▶ What to do: What the answer must contain is every line of the records, exactly, with no pictures.

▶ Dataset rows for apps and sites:
# # # # # # #

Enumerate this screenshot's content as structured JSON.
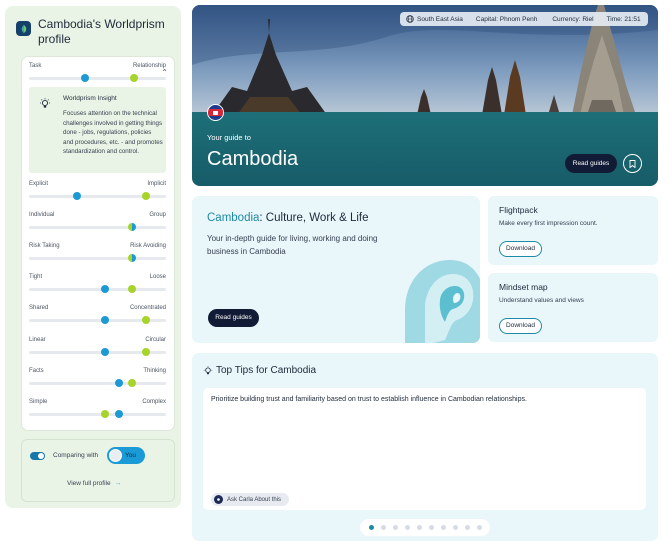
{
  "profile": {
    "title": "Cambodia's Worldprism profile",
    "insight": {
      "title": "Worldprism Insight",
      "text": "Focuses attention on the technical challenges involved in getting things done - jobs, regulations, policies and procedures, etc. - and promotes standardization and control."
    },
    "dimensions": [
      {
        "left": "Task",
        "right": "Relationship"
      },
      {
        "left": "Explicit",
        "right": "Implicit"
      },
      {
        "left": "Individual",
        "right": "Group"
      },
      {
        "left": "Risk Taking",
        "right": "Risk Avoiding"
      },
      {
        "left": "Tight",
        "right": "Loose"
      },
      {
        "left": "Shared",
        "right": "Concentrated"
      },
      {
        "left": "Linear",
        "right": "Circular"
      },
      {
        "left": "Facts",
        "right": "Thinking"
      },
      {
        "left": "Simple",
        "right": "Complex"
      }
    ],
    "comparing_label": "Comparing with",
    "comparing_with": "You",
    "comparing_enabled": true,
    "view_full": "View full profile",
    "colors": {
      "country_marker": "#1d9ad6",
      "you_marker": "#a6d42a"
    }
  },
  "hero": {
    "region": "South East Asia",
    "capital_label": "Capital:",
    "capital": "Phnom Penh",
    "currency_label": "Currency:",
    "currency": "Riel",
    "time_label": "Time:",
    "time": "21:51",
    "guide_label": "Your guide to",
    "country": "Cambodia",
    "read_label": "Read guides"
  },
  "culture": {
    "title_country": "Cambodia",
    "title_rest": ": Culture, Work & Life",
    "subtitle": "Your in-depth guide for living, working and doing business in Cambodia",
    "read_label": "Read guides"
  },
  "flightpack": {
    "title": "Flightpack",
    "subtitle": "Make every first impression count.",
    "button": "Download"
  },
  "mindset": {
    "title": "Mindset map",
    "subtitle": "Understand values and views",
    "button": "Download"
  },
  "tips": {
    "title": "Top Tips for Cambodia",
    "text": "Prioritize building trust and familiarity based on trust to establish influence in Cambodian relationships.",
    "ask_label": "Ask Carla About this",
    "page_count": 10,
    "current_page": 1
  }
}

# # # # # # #

▶ Reply:
Enumerate this screenshot's content as structured JSON.
{
  "profile": {
    "title": "Cambodia's Worldprism profile",
    "insight": {
      "title": "Worldprism Insight",
      "text": "Focuses attention on the technical challenges involved in getting things done - jobs, regulations, policies and procedures, etc. - and promotes standardization and control."
    },
    "dimensions": [
      {
        "left": "Task",
        "right": "Relationship"
      },
      {
        "left": "Explicit",
        "right": "Implicit"
      },
      {
        "left": "Individual",
        "right": "Group"
      },
      {
        "left": "Risk Taking",
        "right": "Risk Avoiding"
      },
      {
        "left": "Tight",
        "right": "Loose"
      },
      {
        "left": "Shared",
        "right": "Concentrated"
      },
      {
        "left": "Linear",
        "right": "Circular"
      },
      {
        "left": "Facts",
        "right": "Thinking"
      },
      {
        "left": "Simple",
        "right": "Complex"
      }
    ],
    "comparing_label": "Comparing with",
    "comparing_with": "You",
    "comparing_enabled": true,
    "view_full": "View full profile",
    "colors": {
      "country_marker": "#1d9ad6",
      "you_marker": "#a6d42a"
    }
  },
  "hero": {
    "region": "South East Asia",
    "capital_label": "Capital:",
    "capital": "Phnom Penh",
    "currency_label": "Currency:",
    "currency": "Riel",
    "time_label": "Time:",
    "time": "21:51",
    "guide_label": "Your guide to",
    "country": "Cambodia",
    "read_label": "Read guides"
  },
  "culture": {
    "title_country": "Cambodia",
    "title_rest": ": Culture, Work & Life",
    "subtitle": "Your in-depth guide for living, working and doing business in Cambodia",
    "read_label": "Read guides"
  },
  "flightpack": {
    "title": "Flightpack",
    "subtitle": "Make every first impression count.",
    "button": "Download"
  },
  "mindset": {
    "title": "Mindset map",
    "subtitle": "Understand values and views",
    "button": "Download"
  },
  "tips": {
    "title": "Top Tips for Cambodia",
    "text": "Prioritize building trust and familiarity based on trust to establish influence in Cambodian relationships.",
    "ask_label": "Ask Carla About this",
    "page_count": 10,
    "current_page": 1
  }
}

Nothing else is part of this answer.